The window, called Tranquillity, was commissioned 10 years ago to stand in the city’s fish auction house Fishgate, but was only seen by merchants and the people who worked there.

But now following the auction’s closure last year it has now been rehoused in a back-lit display cabinet and placed in Holy Trinity Church.

The £6,000 window, made by Lazenby’s Stained Glass company, in Cayton Bay, near Scarborough, was designed on a “scrap of paper” by Alan Hopper, former Fishgate director, naval architect and maritime historian, and Ken Knox, a retired skipper and chairman of the Hull committee of the Royal National Mission to Deep Sea Fishermen.

Its evocative design shows the life of a Hull fisherman through 600 years, and features a 15th century fishing vessel copied from a church pew in Kings Lynn, a stern trawler from the 1970s loosely based on The Gaul, and an early 20th century sidewinder trawler.

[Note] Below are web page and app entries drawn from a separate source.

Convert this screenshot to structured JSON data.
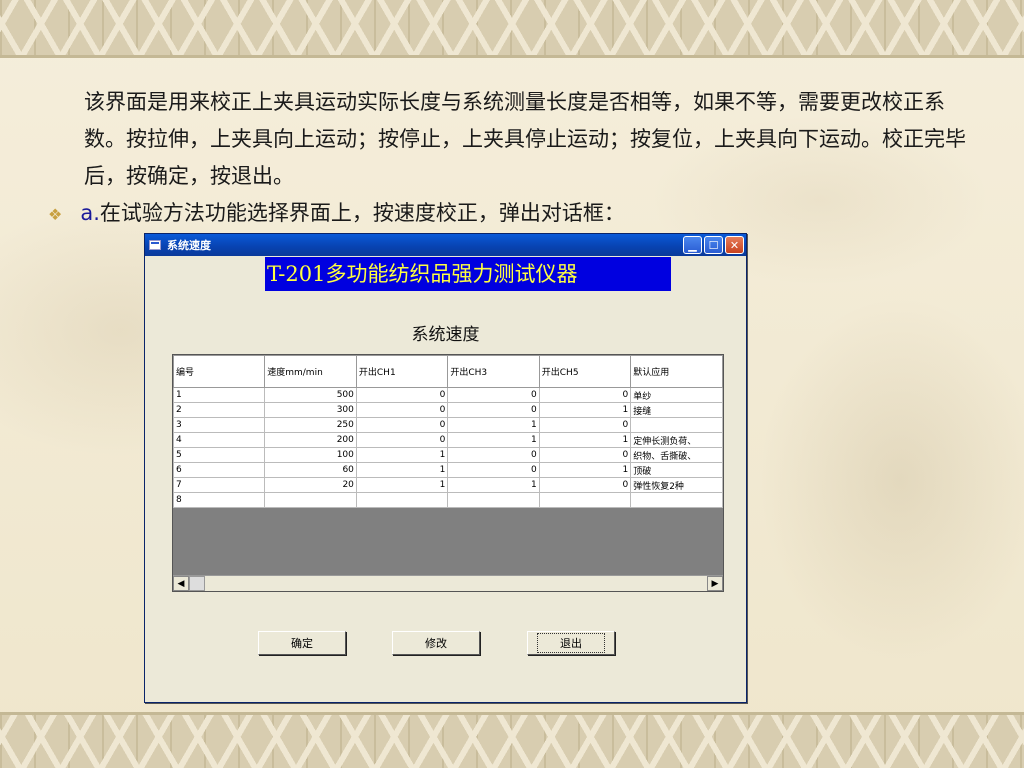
{
  "slide": {
    "paragraph": "该界面是用来校正上夹具运动实际长度与系统测量长度是否相等，如果不等，需要更改校正系数。按拉伸，上夹具向上运动；按停止，上夹具停止运动；按复位，上夹具向下运动。校正完毕后，按确定，按退出。",
    "bullet_prefix": "a.",
    "bullet_text": "在试验方法功能选择界面上，按速度校正，弹出对话框："
  },
  "dialog": {
    "title": "系统速度",
    "banner": "T-201多功能纺织品强力测试仪器",
    "heading": "系统速度",
    "grid": {
      "columns": [
        "编号",
        "速度mm/min",
        "开出CH1",
        "开出CH3",
        "开出CH5",
        "默认应用"
      ],
      "rows": [
        [
          "1",
          "500",
          "0",
          "0",
          "0",
          "单纱"
        ],
        [
          "2",
          "300",
          "0",
          "0",
          "1",
          "接缝"
        ],
        [
          "3",
          "250",
          "0",
          "1",
          "0",
          ""
        ],
        [
          "4",
          "200",
          "0",
          "1",
          "1",
          "定伸长测负荷、"
        ],
        [
          "5",
          "100",
          "1",
          "0",
          "0",
          "织物、舌撕破、"
        ],
        [
          "6",
          "60",
          "1",
          "0",
          "1",
          "顶破"
        ],
        [
          "7",
          "20",
          "1",
          "1",
          "0",
          "弹性恢复2种"
        ],
        [
          "8",
          "",
          "",
          "",
          "",
          ""
        ]
      ]
    },
    "buttons": {
      "ok": "确定",
      "modify": "修改",
      "exit": "退出"
    }
  }
}
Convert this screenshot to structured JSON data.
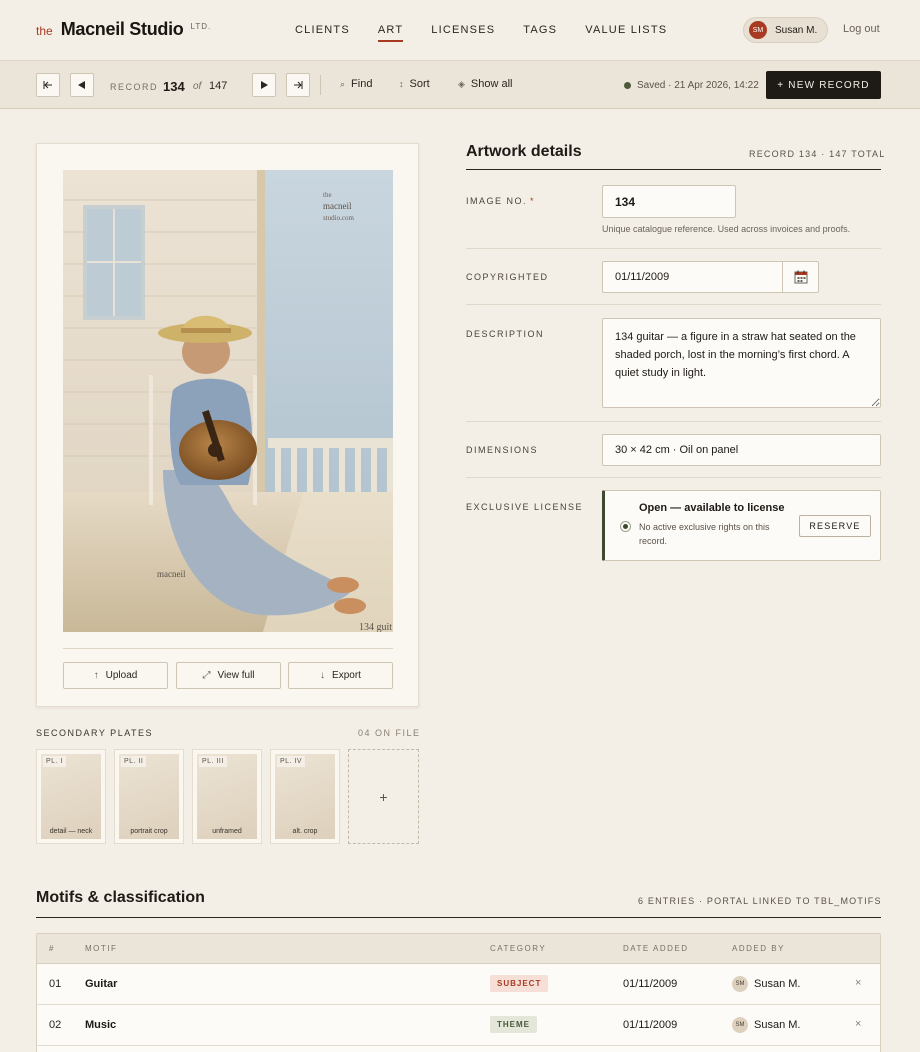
{
  "header": {
    "brand_prefix": "the",
    "brand_name": "Macneil Studio",
    "brand_suffix": "LTD.",
    "nav": [
      {
        "label": "CLIENTS",
        "active": false
      },
      {
        "label": "ART",
        "active": true
      },
      {
        "label": "LICENSES",
        "active": false
      },
      {
        "label": "TAGS",
        "active": false
      },
      {
        "label": "VALUE LISTS",
        "active": false
      }
    ],
    "user": {
      "initials": "SM",
      "name": "Susan M."
    },
    "logout_label": "Log out"
  },
  "toolbar": {
    "record_label": "RECORD",
    "record_current": "134",
    "record_of": "of",
    "record_total": "147",
    "find_label": "Find",
    "sort_label": "Sort",
    "show_all_label": "Show all",
    "saved_status": "Saved · 21 Apr 2026, 14:22",
    "new_record_label": "+ NEW RECORD"
  },
  "image_card": {
    "artwork_icon": "artwork-image",
    "watermark_the": "the",
    "watermark_name": "macneil",
    "watermark_site": "studio.com",
    "signature": "macneil",
    "caption": "134 guit",
    "upload_label": "Upload",
    "view_full_label": "View full",
    "export_label": "Export"
  },
  "secondary_plates": {
    "title": "SECONDARY PLATES",
    "count": "04 ON FILE",
    "plates": [
      {
        "tag": "PL. I",
        "caption": "detail — neck"
      },
      {
        "tag": "PL. II",
        "caption": "portrait crop"
      },
      {
        "tag": "PL. III",
        "caption": "unframed"
      },
      {
        "tag": "PL. IV",
        "caption": "alt. crop"
      }
    ],
    "add_label": "+"
  },
  "details": {
    "title": "Artwork details",
    "meta": "RECORD 134 · 147 TOTAL",
    "image_no_label": "IMAGE NO.",
    "required_mark": "*",
    "image_no_value": "134",
    "image_no_hint": "Unique catalogue reference. Used across invoices and proofs.",
    "copyrighted_label": "COPYRIGHTED",
    "copyrighted_value": "01/11/2009",
    "description_label": "DESCRIPTION",
    "description_value": "134 guitar — a figure in a straw hat seated on the shaded porch, lost in the morning’s first chord. A quiet study in light.",
    "dimensions_label": "DIMENSIONS",
    "dimensions_value": "30 × 42 cm · Oil on panel",
    "license_label": "EXCLUSIVE LICENSE",
    "license_title": "Open — available to license",
    "license_sub": "No active exclusive rights on this record.",
    "reserve_label": "RESERVE"
  },
  "motifs": {
    "title": "Motifs & classification",
    "meta": "6 ENTRIES · PORTAL LINKED TO TBL_MOTIFS",
    "columns": [
      "#",
      "MOTIF",
      "CATEGORY",
      "DATE ADDED",
      "ADDED BY"
    ],
    "rows": [
      {
        "num": "01",
        "motif": "Guitar",
        "category": "SUBJECT",
        "date": "01/11/2009",
        "by_initials": "SM",
        "by": "Susan M."
      },
      {
        "num": "02",
        "motif": "Music",
        "category": "THEME",
        "date": "01/11/2009",
        "by_initials": "SM",
        "by": "Susan M."
      }
    ],
    "delete_label": "×"
  },
  "colors": {
    "accent": "#a83a22",
    "ink": "#1e1a16",
    "paper": "#f3efe7",
    "license_green": "#3e4a30"
  }
}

It also features a compass pointing North North-East, the course plotted from Hull to the fishing grounds.